As a result of the Government's economic policies-and I remind the House again that it is about those policies that an election will be fought-after tax incomes are falling and yet, for the family on average weekly earnings, over the last four years housing repayments have increased from about 32 per cent to 37 per cent. For a family on three-quarters of average weekly earnings housing costs have risen from 38 per cent to nearly 44 per cent. In these circumstances it is hardly surprising that the Housing Industry Association, in a report released a couple of weeks ago which used the phrase `housing affordability index', has found there has been `a sharp decline in the capacity of many people to buy homes since the middle of last year'.

What does the Government intend to do about this? Does it intend to introduce housing package mark 2 next Thursday to replace the failed housing package mark 1? Are we going to have more of the equivocation that we had from the Minister at the table during Question Time today when he said: `Oh, the Government will introduce housing package mark 2 in due course.'? What does `in due course' mean when Australian families are suffering at the hands of this Government's deliberate high interest rate policies? Will it tinker around the edges of this problem yet again and fiddle with minor changes to the first home owners scheme and to the depreciation allowance on rental property? Does it intend to give a new subsidy to the private lending institutions as a further band-aid measure, or would this be too much to ask? Does it intend to take its courage into both hands and introduce policies that will bring down the average level of interest rates, so making housing more affordable for Australian families?

There can be no sustained recovery in the housing industry unless the general level of interest rates comes down. This Government is deliberately running a high interest rate policy because it is unwilling to make the tough adjustments needed to bring interest rates down. That is another reason that we would welcome an election. We would welcome an election so that we can tell the Australian people how the Liberal and National parties would implement policies that would bring interest rates down. We would welcome the opportunity to tell the Australian people that we would curtail the growth of government expenditure, thus lowering government demand for funds and allowing the price of those funds-that is, interest rates-to come down.

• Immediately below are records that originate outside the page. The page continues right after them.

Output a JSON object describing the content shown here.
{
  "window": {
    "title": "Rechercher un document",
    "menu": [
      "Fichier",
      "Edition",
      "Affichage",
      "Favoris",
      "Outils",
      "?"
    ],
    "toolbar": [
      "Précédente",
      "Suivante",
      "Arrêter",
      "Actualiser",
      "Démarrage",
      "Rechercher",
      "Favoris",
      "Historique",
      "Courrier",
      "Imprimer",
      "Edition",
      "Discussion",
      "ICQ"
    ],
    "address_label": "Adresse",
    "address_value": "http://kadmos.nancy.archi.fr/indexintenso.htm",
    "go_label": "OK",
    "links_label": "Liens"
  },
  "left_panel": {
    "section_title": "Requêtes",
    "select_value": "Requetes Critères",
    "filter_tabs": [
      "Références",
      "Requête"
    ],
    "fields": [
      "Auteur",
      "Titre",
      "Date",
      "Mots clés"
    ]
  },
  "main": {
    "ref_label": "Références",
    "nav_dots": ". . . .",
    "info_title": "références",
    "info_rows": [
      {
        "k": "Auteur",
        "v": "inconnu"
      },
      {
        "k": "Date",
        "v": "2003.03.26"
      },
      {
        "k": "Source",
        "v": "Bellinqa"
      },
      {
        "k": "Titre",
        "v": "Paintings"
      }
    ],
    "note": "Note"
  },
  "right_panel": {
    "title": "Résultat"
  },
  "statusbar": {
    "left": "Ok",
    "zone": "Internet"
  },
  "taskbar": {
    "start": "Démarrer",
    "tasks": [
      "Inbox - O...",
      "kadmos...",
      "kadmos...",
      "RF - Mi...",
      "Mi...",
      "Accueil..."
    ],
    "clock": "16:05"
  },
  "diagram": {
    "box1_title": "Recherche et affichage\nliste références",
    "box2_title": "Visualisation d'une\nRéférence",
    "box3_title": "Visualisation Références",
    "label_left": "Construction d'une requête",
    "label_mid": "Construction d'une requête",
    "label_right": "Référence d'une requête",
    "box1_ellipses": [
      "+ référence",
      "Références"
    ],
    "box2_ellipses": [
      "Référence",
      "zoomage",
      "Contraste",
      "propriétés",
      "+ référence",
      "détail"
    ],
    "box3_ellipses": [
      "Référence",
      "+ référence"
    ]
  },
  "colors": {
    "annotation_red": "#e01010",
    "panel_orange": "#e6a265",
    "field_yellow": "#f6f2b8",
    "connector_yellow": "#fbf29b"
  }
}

We would welcome the opportunity to tell the Australian people of our plans to deregulate the labour market, to allow employer and employee to enter into contracts-one with the other-and those contracts would be enforceable in the civil courts. That would bring about greater productivity in Australia and enable us to compete more effectively abroad, thus starting the process of bringing our horrendous balance of payments difficulty under control. That is what we would do. We would not fiddle at the edges. We would not take band-aid measures. We would have the political will and the political courage to do what this Government has failed to do, and that is to provide strong, secure economic management for Australia.